Chile, 1948. Poet and Communist senator Pablo Neruda (Gnecco) finds himself on the wrong side of the new pro-American regime. He goes on the run, but detective Peluchonneau (García Bernal) is on his trail.
Elegant, intimate and always playful (watch out for some old-fashioned back projection and one of the sight gags of the year), Pablo Larraín’s latest comes to UK cinemas hot on the heels of Jackie (although he filmed it first). Neither a standard biopic nor a conventional chase movie, it fuses both into a grand narrative experiment that imagines the battle of wits between a poet, Chilean great Pablo Neruda (Luis Gnecco), and policeman (Gael García Bernal) — artist versus repressor — as a noirish travelogue where nothing is quite as it seems.
Unlike Il Postino, the 1994 Oscar-winner set two years later that had Neruda using his literary skills to help a humble postie woo his true love, this finds ‘Don Pablo’ a hedonistic but haunted figure. He’s on the run from his homeland’s repressive anti-Communist regime, but still makes time for his twin passions — women and words. Larraín doesn’t spare his countryman in the former domain. His protagonist is a boozy, brothel-frequenting bon viveur whose high ideals rarely stretch to considering the feelings of his wife (Mercedes Morán). Yet, he’s redeemed in the latter. Crowds are held rapt at his political poems. He’s a reminder that you don’t have to mangle your native tongue to be a populist orator.

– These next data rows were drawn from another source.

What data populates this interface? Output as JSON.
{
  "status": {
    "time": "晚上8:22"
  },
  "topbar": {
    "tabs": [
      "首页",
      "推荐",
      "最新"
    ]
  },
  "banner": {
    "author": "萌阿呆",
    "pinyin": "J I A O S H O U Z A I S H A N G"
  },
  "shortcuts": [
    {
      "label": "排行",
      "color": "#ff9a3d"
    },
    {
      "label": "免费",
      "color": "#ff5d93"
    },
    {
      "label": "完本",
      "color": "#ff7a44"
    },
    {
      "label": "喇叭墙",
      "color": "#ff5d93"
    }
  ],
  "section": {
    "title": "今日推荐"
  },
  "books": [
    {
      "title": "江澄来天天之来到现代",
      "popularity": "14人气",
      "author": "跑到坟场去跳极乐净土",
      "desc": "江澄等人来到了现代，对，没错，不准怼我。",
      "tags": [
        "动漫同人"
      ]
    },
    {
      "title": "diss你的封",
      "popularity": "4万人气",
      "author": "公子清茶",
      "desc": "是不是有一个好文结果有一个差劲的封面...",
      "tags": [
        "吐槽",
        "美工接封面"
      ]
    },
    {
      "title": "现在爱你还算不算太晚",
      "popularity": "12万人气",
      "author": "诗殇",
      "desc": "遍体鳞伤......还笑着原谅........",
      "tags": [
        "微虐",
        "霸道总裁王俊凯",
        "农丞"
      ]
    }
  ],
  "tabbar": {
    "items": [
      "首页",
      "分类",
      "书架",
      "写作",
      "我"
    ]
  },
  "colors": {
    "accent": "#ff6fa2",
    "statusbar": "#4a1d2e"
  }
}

A noirish travelogue where nothing is quite as it seems.
It’s this kind of rabble-rousing power the new regime’s ultimate paymaster, America (“the empire of the north”), wants crushed at the source, so Gael García Bernal’s detective Peluchonneau is sent to arrest him. Having presumably graduated from the same trail-sniffing school as Butch Cassidy And The Sundance Kid’s super posse or Yul Brynner in Westworld, Peluchonneau has an uncanny nose for his mark’s movements, stalking him across the country. How he manages to be in the right place at almost exactly the right time is cloudy for reasons later made clear, though it makes for several narrow squeaks as the poet is ushered from one hiding place to another.
García Bernal plays the dogged ’tec as an almost hapless figure, a man with all the power but no control, as he finds himself foiled time and again in his quest to bring the ode-botherer to heel. The pair share hardly any screentime, yet by cutting judiciously between them, Larraín creates an eerie bond between two men locked in a shared destiny. It’s one that eventually leads to the snows of the spectacular Andes and a denouement with surprising shades of The Revenant.
Larraín’s long-term cinematographer Sergio Armstrong, who suffered through Revenant-like conditions to capture the sub-zero climax, has shared his director’s restless creativity across five wildly distinctive movies. The pair’s last collaboration, clerical drama The Club, was drab, wintry and claustrophobic; here, despite the constraints of its budget, the look is painterly and cinematic. It’s an arthouse movie with an IMAX eye.
As with the cool Jackie and his sparky, lo-fi referendum drama No, Larraín’s primary interest is in people, not politics. Against a backdrop of Big Events (Pablo Picasso and a young Augusto Pinochet both make fleeting cameos), we’re never drawn far from the hunted artist and his inner circle. He’s not afraid to burst Neruda’s bubble either, casting comic actor Luis Gnecco as a poet politician with a visible streak of vanity. Gnecco played David Brent in the Chilean version of The Office and adds a touch of Brent-like self-regard to him. This Neruda is a poet first, lover second, and probably a Communist third.
An unusual and richly enjoyable love letter to a fellow artist and Chilean, Neruda further marks out Larraín as a director of serious range and ambition.